Look for the word "text" in the material below, then report each line where it occurs.
- Opening Delimiter -
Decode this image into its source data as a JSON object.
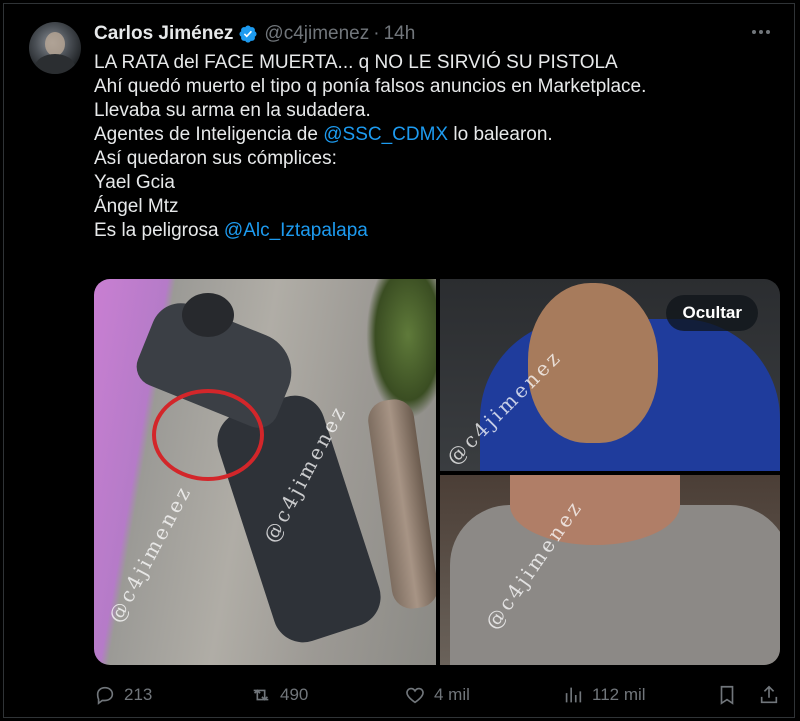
{
  "tweet": {
    "author_name": "Carlos Jiménez",
    "handle": "@c4jimenez",
    "separator": "·",
    "time": "14h",
    "lines": [
      "LA RATA del FACE MUERTA... q NO LE SIRVIÓ SU PISTOLA",
      "Ahí quedó muerto el tipo q ponía falsos anuncios en Marketplace.",
      "Llevaba su arma en la sudadera."
    ],
    "line4_prefix": "Agentes de Inteligencia de ",
    "line4_mention": "@SSC_CDMX",
    "line4_suffix": " lo balearon.",
    "lines_b": [
      "Así quedaron sus cómplices:",
      "Yael Gcia",
      "Ángel Mtz"
    ],
    "line8_prefix": "Es la peligrosa ",
    "line8_mention": "@Alc_Iztapalapa"
  },
  "media": {
    "watermark": "@c4jimenez",
    "hide_label": "Ocultar"
  },
  "actions": {
    "replies": "213",
    "reposts": "490",
    "likes": "4 mil",
    "views": "112 mil"
  },
  "colors": {
    "accent": "#1d9bf0",
    "muted": "#71767b",
    "text": "#e7e9ea"
  },
  "icons": [
    "verified-icon",
    "more-icon",
    "reply-icon",
    "repost-icon",
    "like-icon",
    "views-icon",
    "bookmark-icon",
    "share-icon"
  ]
}
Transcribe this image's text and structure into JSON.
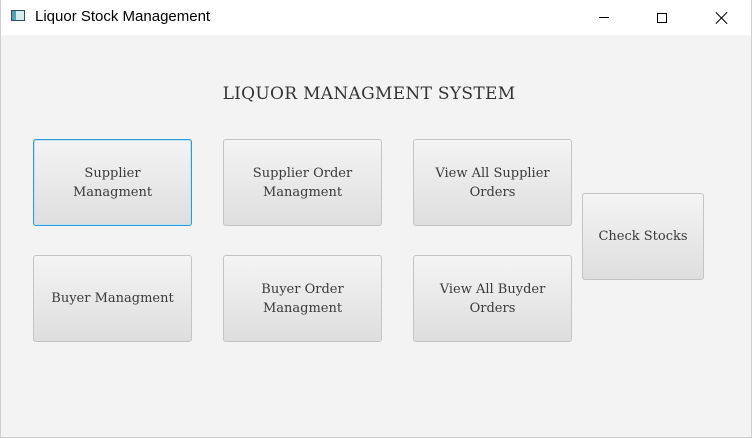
{
  "window": {
    "title": "Liquor Stock Management",
    "controls": {
      "minimize": "minimize-icon",
      "maximize": "maximize-icon",
      "close": "close-icon"
    }
  },
  "main": {
    "heading": "LIQUOR MANAGMENT SYSTEM",
    "buttons": {
      "supplier_managment": "Supplier Managment",
      "supplier_order_managment": "Supplier Order Managment",
      "view_all_supplier_orders": "View All Supplier Orders",
      "check_stocks": "Check Stocks",
      "buyer_managment": "Buyer Managment",
      "buyer_order_managment": "Buyer Order Managment",
      "view_all_buyder_orders": "View All Buyder Orders"
    },
    "focused_button": "supplier_managment"
  },
  "colors": {
    "background": "#f3f3f3",
    "focus_border": "#2f9ad6",
    "button_border": "#c4c4c4",
    "text": "#3a3a3a"
  }
}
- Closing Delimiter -
● Expected output
    "text": "#e7e9ea"
Transcribe this image's text and structure into JSON.
    "text": "#3a3a3a"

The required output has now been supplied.